FIGURE. Number of confirmed cases of acute flaccid myelitis (N = 10), by date of onset of neurologic symptoms — Washington, September 14–November 9, 2016
The figure above is a histogram showing the number of confirmed cases of acute flaccid myelitis (N = 10), by date of onset of neurologic symptoms, in Washington during September 14–November 9, 2016.
Suggested citation for this article: Bonwitt J, Poel A, DeBolt C, et al. Acute Flaccid Myelitis Among Children — Washington, September–November 2016. MMWR Morb Mortal Wkly Rep 2017;66:826–829. DOI: http://dx.doi.org/10.15585/mmwr.mm6631a2.
Use of trade names and commercial sources is for identification only and does not imply endorsement by the U.S. Department of
Health and Human Services.
References to non-CDC sites on the Internet are provided as a service to MMWR readers and do not constitute or imply endorsement of these organizations or their programs by CDC or the U.S. Department of Health and Human Services. CDC is not responsible for the content of pages found at these sites. URL addresses listed in MMWR were current as of the date of publication.
All HTML versions of MMWR articles are generated from final proofs through an automated process. This conversion might result in character translation or format errors in the HTML version.
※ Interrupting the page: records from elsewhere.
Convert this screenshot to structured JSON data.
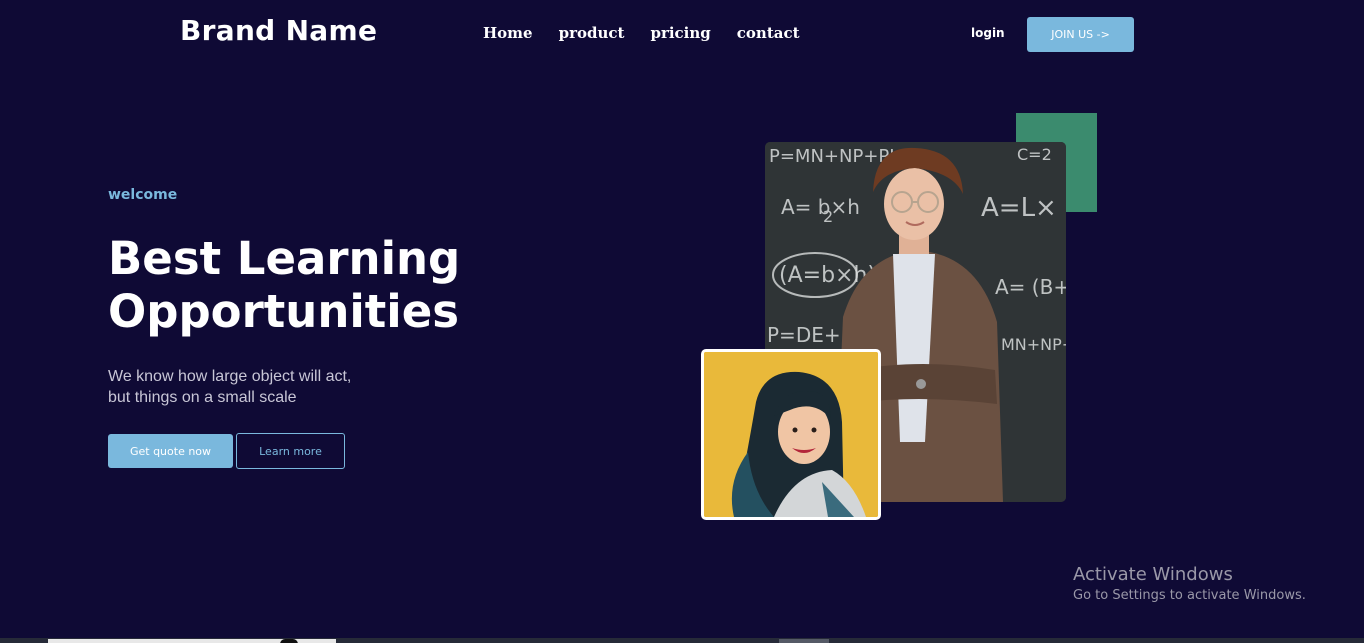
{
  "brand": {
    "name": "Brand Name"
  },
  "nav": {
    "items": [
      {
        "label": "Home"
      },
      {
        "label": "product"
      },
      {
        "label": "pricing"
      },
      {
        "label": "contact"
      }
    ],
    "login_label": "login",
    "join_label": "JOIN US ->"
  },
  "hero": {
    "eyebrow": "welcome",
    "title_line1": "Best Learning",
    "title_line2": "Opportunities",
    "subtitle_line1": "We know how large object will act,",
    "subtitle_line2": "but things on a small scale",
    "primary_button": "Get quote now",
    "secondary_button": "Learn more"
  },
  "chalkboard": {
    "lines": [
      "P=MN+NP+PI",
      "C=2",
      "A= b×h",
      "2",
      "A=L×",
      "(A=b×h)",
      "A= (B+",
      "P=DE+",
      "MN+NP+"
    ]
  },
  "watermark": {
    "title": "Activate Windows",
    "subtitle": "Go to Settings to activate Windows."
  },
  "colors": {
    "background": "#0f0a35",
    "accent": "#7ab8dd",
    "green_block": "#3b8b6e",
    "student_bg": "#e8b935"
  }
}
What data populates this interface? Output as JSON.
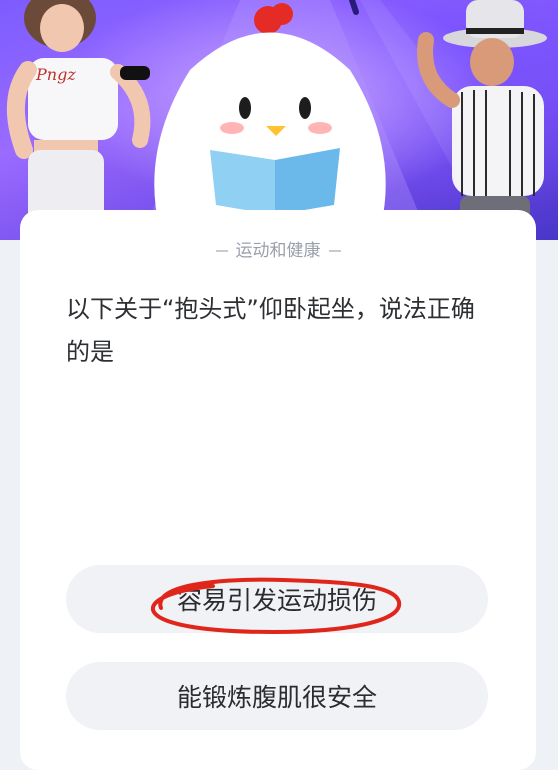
{
  "category": "运动和健康",
  "question": "以下关于“抱头式”仰卧起坐，说法正确的是",
  "options": [
    {
      "label": "容易引发运动损伤"
    },
    {
      "label": "能锻炼腹肌很安全"
    }
  ],
  "colors": {
    "banner_purple": "#7c5cff",
    "annotation_red": "#e0261b",
    "option_bg": "#f0f2f5"
  },
  "icons": [
    "woman-character",
    "chick-mascot-icon",
    "man-character"
  ]
}
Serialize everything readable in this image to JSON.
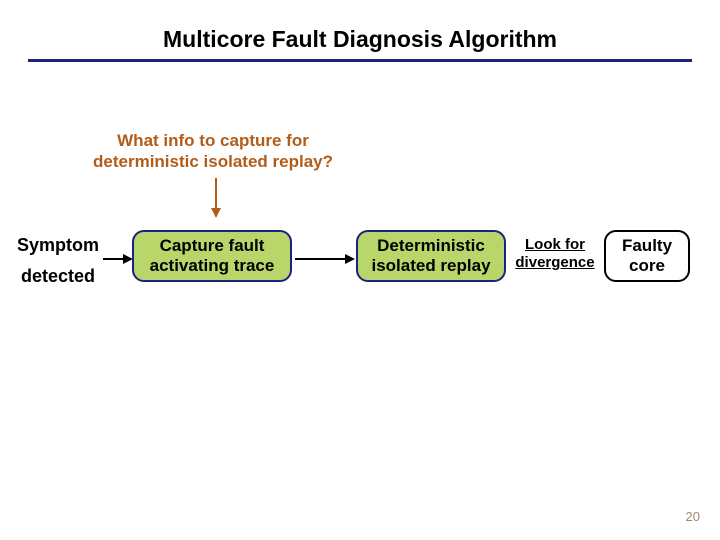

Users are referred to the electronic PDF version (https://www.cdc.gov/mmwr) and/or the original MMWR paper copy for printable versions of official text, figures, and tables.
Questions or messages regarding errors in formatting should be addressed to email@example.com.
- Page last reviewed: August 10, 2017
- Page last updated: August 10, 2017
- Content source: